Once again the Picture House team have put together a list of their top 10 films of 2016 and as Wendy says in the newsletter, it’s a mighty fine list:
- Son Of Saul
- Embrace Of The Serpent
- Hunt For The Wilderpeople
- I, Daniel Blake
- Your Name
- Our Little Sister
Keith has already posted some thoughts on 2016 and we’d love to hear yours in the comments.
It was great to have the launch of the 30th Leeds International Film Festival at the Picture House last week. There was a wonderful atmosphere and sense of anticipation as 50ish trailers and clips were shown. I left wanting to see more of everything that had been showcased.
If you haven’t picked up a guide yet, it’s now also available in digital form.

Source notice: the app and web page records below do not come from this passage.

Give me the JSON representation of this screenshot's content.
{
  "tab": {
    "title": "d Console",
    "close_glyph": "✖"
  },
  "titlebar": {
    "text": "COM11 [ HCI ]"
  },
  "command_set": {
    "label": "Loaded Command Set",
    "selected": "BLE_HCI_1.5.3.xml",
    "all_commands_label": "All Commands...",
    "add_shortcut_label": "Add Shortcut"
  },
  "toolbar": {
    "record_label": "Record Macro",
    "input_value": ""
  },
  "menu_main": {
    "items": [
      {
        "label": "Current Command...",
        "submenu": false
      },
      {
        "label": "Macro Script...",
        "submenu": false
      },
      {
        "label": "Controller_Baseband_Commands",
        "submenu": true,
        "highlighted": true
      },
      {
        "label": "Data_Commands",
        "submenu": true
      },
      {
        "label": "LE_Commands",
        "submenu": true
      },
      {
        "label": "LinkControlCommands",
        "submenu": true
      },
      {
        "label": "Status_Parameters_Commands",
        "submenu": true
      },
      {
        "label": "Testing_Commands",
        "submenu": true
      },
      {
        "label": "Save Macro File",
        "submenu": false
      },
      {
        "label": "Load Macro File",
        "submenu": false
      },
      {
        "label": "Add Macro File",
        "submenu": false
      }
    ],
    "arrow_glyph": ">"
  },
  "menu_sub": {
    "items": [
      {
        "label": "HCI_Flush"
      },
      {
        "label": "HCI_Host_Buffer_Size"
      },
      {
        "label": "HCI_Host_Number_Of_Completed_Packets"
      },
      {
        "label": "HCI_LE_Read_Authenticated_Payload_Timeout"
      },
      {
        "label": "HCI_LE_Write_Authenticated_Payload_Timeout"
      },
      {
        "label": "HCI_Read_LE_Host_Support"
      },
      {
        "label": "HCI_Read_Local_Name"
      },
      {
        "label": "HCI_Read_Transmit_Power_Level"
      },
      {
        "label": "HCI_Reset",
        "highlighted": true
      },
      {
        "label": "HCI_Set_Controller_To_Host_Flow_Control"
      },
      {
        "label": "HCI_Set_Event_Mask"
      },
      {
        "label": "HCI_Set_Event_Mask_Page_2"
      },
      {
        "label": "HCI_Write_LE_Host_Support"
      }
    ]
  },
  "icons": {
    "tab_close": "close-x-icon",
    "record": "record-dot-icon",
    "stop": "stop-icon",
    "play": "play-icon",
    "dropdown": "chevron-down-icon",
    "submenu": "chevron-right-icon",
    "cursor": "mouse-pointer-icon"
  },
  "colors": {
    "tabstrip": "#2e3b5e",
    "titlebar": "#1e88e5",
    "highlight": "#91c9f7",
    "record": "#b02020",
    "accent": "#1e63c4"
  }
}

There’s a new layout for the guide this year including a more compact pull out calendar which may be prove to be useful during the festival but for lots of people has made planning a little harder. If you are struggling to see the overlaps you may find this Clashfinder website useful. It shows everything in a grid format so you can plan your dashes between venues. You can also highlight films to create your own itinerary and this allows us to see what’s popular, earlier today the top 20 was as follows:
- LIFF30 Opening Gala: Paterson + Timecode
- The Handmaiden
- Jurassic Park
- Schneider vs. Bax
- A Monster Calls
- Train to Busan
- Hacksaw Ridge
- I Am Not a Serial Killer
- Under the Shadow
- The Wailing
- The Master Cleanse
- Toni Erdmann
- Belladonna of Sadness
- Kids Police
- The First, the Last
- Psychonauts, the Forgotten Children
- The Red Turtle + Father and Daughter
Over the next few weeks we’re hoping to preview some of the festival films and it would be great to hear your plans and what you are looking forward to seeing in the comments (or get in touch if you’d like to write a full post for the blog).
Sunday October 9th 2.30 p.m.
The Senegalese filmmaker Ousmane Sembène was a key pioneer in the development of an indigenous African cinema. Now a new documentary by Samba Gadjigo, SEMBÈNE! (2015), is screening along with a Q&A with the director. Also there will be a screening of La Noire de… / Black Girl, (1966). And later, on October 18th, there will be a screening of his final film Moolaadé (2004).
Sembène’s films are rarely seen in the UK but they are powerful, emotionally involving but also politically incisive. Both screenings are well worth the visit to the cinema: they are few such opportunities and the quality of Sembène and his colleagues work deserves the big screen.
The new programme starts today with lots of great things coming up before the film festival in November (free tickets for the LIFF launch at Hyde Park are now available). Take a look at the excellent trailer reel or download the PDF and let us know what you are looking forward to seeing in the comments.